Is it good for off-roading?
When it comes to off-roading, the PS830 and PS850 are not very good at it. You could do a short drive over a dirt road, but don’t make a habit out of it.
On the sand, both tires will perform quite poorly and are almost undrivable. Mud performance is slightly better, but it’s far from anything that would be of use.
Is the Primewell PS830/PS850 ideal for sporty driving?
Sporty driving with the PS830 and PS850 isn’t something that you should expect. Despite Primewell’s aims to make the tire have some sporty characteristics, it’s not ideal for sporty driving.
The responsiveness of the tires isn’t very good, and in some cases, they remind me of winter tires. Feedback is also very muted, so you won’t know what the front tires are doing.
Primewell PS830/PS850 Warranty
Considering the price of the tires, a warranty option is available, at least not in the way that most brands offer.
There is a 40,000-mile treadwear warranty that covers against premature wear, but you won’t be getting a free replacement. Instead, a calculation will determine how much off you will get for the new tires.
Primewell PS830/PS850 Pricing: Is it worth the money?
The PS830 and PS850 are worth it, as long as you are aware of the many tradeoffs you make. With prices starting from around $45, these are among the cheapest all-season touring tires on the market.
Should I buy the Primewell PS830/PS850?
It depends on your driving habits, but it’s not the worst tire in the world, and some people may end up buying it. The performance is safe enough if you drive the tires normally and don’t expect to go racing with them.
Since the price is so low, I cannot compare them with mid-range or premium tires, so I’ll make a few comparisons with the cheap Chinese options. Put the PS830 and PS850 against other tires from that price range, and you will get a slightly better option. The performance won’t wow you but will be safer to drive as long as you don’t push the tires too much.
Overall, the PS830 and PS850 are cheap tires and relatively safe if you don’t expect them to do wonders. My recommendation is to install them on an older car and preferably one that isn’t too powerful.
What Vehicles Will the Primewell PS830/PS850 Fit?
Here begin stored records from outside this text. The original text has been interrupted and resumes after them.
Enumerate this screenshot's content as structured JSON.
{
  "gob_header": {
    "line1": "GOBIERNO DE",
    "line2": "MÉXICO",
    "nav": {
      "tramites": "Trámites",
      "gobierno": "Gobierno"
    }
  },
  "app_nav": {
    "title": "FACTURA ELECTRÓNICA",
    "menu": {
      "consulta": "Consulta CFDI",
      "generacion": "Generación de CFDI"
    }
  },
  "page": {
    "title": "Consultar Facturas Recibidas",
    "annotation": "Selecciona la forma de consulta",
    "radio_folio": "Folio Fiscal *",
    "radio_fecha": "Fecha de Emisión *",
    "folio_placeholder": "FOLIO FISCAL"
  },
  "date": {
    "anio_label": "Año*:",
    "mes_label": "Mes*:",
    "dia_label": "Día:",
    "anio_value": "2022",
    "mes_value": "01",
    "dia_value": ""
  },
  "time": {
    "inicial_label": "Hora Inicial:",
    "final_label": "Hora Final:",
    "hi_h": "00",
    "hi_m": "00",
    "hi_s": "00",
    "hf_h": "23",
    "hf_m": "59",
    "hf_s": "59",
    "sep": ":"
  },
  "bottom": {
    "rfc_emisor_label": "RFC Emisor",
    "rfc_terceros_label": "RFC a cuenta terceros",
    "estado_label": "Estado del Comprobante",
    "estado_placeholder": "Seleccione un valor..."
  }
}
Here’s a sample list of cars that the Primewell PS830/PS850 will fit:
- Audi A3
- BMW 1 series
- Ford Focus, Fiesta
- Honda Civic, Accord
- Hyundai i10, i30, Lantra
- Mitsubishi Colt, Lancer
- Nissan Micra
- Toyota Avensis, Camry, Corolla, Yaris
- Volkswagen Golf, Rabbit, Jetta
Tire Sizes for Primewell PS830/PS850